** DIRECTIONS FOR THIS TASK **
Restate all of the records below exactly. Do not carry over any image.

** EXCERPTED RECORDS **

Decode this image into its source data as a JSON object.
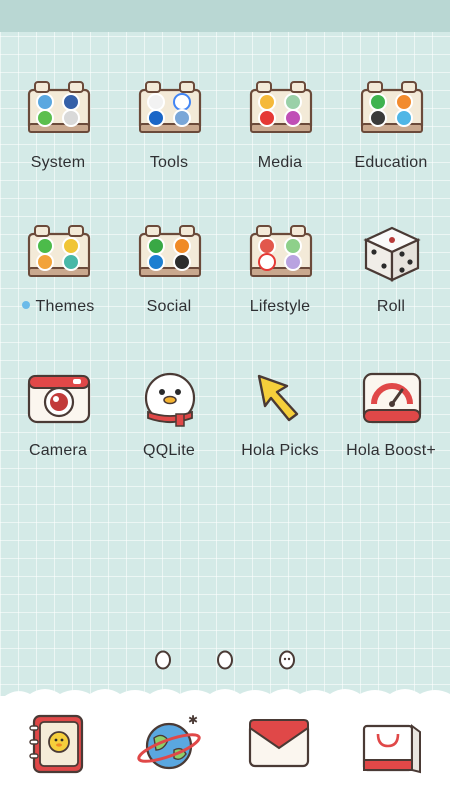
{
  "apps": [
    {
      "label": "System",
      "icon": "folder-icon"
    },
    {
      "label": "Tools",
      "icon": "folder-icon"
    },
    {
      "label": "Media",
      "icon": "folder-icon"
    },
    {
      "label": "Education",
      "icon": "folder-icon"
    },
    {
      "label": "Themes",
      "icon": "folder-icon",
      "badge": "new-dot"
    },
    {
      "label": "Social",
      "icon": "folder-icon"
    },
    {
      "label": "Lifestyle",
      "icon": "folder-icon"
    },
    {
      "label": "Roll",
      "icon": "dice-icon"
    },
    {
      "label": "Camera",
      "icon": "camera-icon"
    },
    {
      "label": "QQLite",
      "icon": "penguin-icon"
    },
    {
      "label": "Hola Picks",
      "icon": "cursor-arrow-icon"
    },
    {
      "label": "Hola Boost+",
      "icon": "speedometer-icon"
    }
  ],
  "pager": {
    "pages": 3,
    "current": 3
  },
  "dock": [
    {
      "icon": "contacts-book-icon"
    },
    {
      "icon": "globe-browser-icon"
    },
    {
      "icon": "mail-envelope-icon"
    },
    {
      "icon": "shopping-bag-icon"
    }
  ],
  "colors": {
    "background": "#d4eae7",
    "status_bar": "#b9d7d3",
    "label": "#2f3033",
    "badge_dot": "#6bbbe9",
    "accent_red": "#e04848"
  }
}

** WRITTEN ANSWER **
Decode this image into its source data as a JSON object.
{
  "apps": [
    {
      "label": "System",
      "icon": "folder-icon"
    },
    {
      "label": "Tools",
      "icon": "folder-icon"
    },
    {
      "label": "Media",
      "icon": "folder-icon"
    },
    {
      "label": "Education",
      "icon": "folder-icon"
    },
    {
      "label": "Themes",
      "icon": "folder-icon",
      "badge": "new-dot"
    },
    {
      "label": "Social",
      "icon": "folder-icon"
    },
    {
      "label": "Lifestyle",
      "icon": "folder-icon"
    },
    {
      "label": "Roll",
      "icon": "dice-icon"
    },
    {
      "label": "Camera",
      "icon": "camera-icon"
    },
    {
      "label": "QQLite",
      "icon": "penguin-icon"
    },
    {
      "label": "Hola Picks",
      "icon": "cursor-arrow-icon"
    },
    {
      "label": "Hola Boost+",
      "icon": "speedometer-icon"
    }
  ],
  "pager": {
    "pages": 3,
    "current": 3
  },
  "dock": [
    {
      "icon": "contacts-book-icon"
    },
    {
      "icon": "globe-browser-icon"
    },
    {
      "icon": "mail-envelope-icon"
    },
    {
      "icon": "shopping-bag-icon"
    }
  ],
  "colors": {
    "background": "#d4eae7",
    "status_bar": "#b9d7d3",
    "label": "#2f3033",
    "badge_dot": "#6bbbe9",
    "accent_red": "#e04848"
  }
}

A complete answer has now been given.